In his first season at Minnesota after coming to the Big Ten program from Western Michigan, Fleck has the Gophers at 5-6. Fleck took over a team that won nine games in 2016, and, if they fail to beat fifth-ranked Wisconsin Saturday, would have their fewest wins in a season since going 3-9 in Jerry Kill‘s first year in 2011.
On the flip side, his five wins are the first for a first-year Gophers coach since Murray Warmath won seven games in 1954. Additionally, he became the first coach to win his Gophers debut since John Gutekunst did the same back in 1986.
“When we hired Coach Fleck, I talked about his authentic energy and passion, and his dedication to building a unique team culture. This year, I have seen our students connect with his energy and embrace that culture,” Coyle said in his statement. “From the commitment and hard work of our current students, to building a nationally-ranked recruiting class that will be among the best in program history, I have seen the foundation of what Coach Fleck is building, and I’m looking forward to supporting him for years to come.”
For a game with significant implications on a couple of levels, this is a little more than mildly intriguing, at least at this point in the week.
If TCU handles one-win Baylor Friday, the Horned Frogs will play Oklahoma in the Big 12 championship game next Saturday. If they don’t, they could allow Iowa State to sneak into the title-game side door.
With that much on the line, Gary Patterson seemingly confirmed Tuesday that both his top two quarterbacks, Kenny Hill and Shawn Robinson, are questionable for the Week 13 home game vs. the Bears with unspecified injuries.
The day before, though, Patterson had labeled Hill as “closer to probable” with what’s believed to be a concussion. Then again, in the days leading up to the Texas Tech game, Patterson had Hill listed as “between probable and questionable” as well.
Hill started the first 10 games of the season, but was injured in the Week 11 loss to Oklahoma and was ultimately ruled out prior to the Tech game. Robinson then started his first career game in Week 12, but was injured in the win over the Red Raiders as well.
If neither is able to go, Grayson Muehlstein would get the nod. The redshirt sophomore, who has yet to attempt a pass in his career, would become the second Horned Frogs in as many weeks to make his first career start at the collegiate level.
Really, could there be anybody else?

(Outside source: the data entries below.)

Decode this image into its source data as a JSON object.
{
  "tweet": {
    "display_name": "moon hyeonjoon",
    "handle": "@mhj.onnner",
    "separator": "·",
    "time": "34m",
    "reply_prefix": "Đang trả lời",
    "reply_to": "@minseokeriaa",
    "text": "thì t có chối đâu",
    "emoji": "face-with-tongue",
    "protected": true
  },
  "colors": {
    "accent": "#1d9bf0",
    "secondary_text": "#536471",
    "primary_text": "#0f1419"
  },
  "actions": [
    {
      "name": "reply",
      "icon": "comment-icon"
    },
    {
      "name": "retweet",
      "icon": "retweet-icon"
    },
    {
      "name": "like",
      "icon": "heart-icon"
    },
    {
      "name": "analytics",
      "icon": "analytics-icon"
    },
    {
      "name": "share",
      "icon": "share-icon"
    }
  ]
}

As it’s the last full Saturday of the 2017 college football season, there are a handful of huge matchups with significant implications both nationally and conference-wise. Given where each stands in the latest College Football Playoff rankings, however, there’s none bigger than No. 1 Alabama traveling to No. 6 Auburn in the latest edition of the Iron Bowl.
Not surprisingly, ESPN‘s wildly popular College GameDay pregame show had previously announced that it would set up shop on The Plains for the rivalry game. And just as much of a non-surprise is the show’s designated guest picker.
Charles Barkley, of course, played his college basketball at Auburn and has since turned into not only an NBA Hall of Famer but also someone who is never, ever shy about giving an opinion on pretty much anything — including issues related to college football and, of course, “hatred” of all things Crimson Tide. Well, except for the Nicktator.
Of course, there’s also the little matter of a preseason bet with a certain ‘Bama starting quarterback that will no doubt get some run during Barkley’s third appearance on the show. His first two, Barkley picked Auburn… and was correct both times, the first being 2004 when he opted for his alma mater over Tennessee. The second? November of 2013, when he tabbed the Tigers to top the Tide, which they did.
Just sayin’, is all.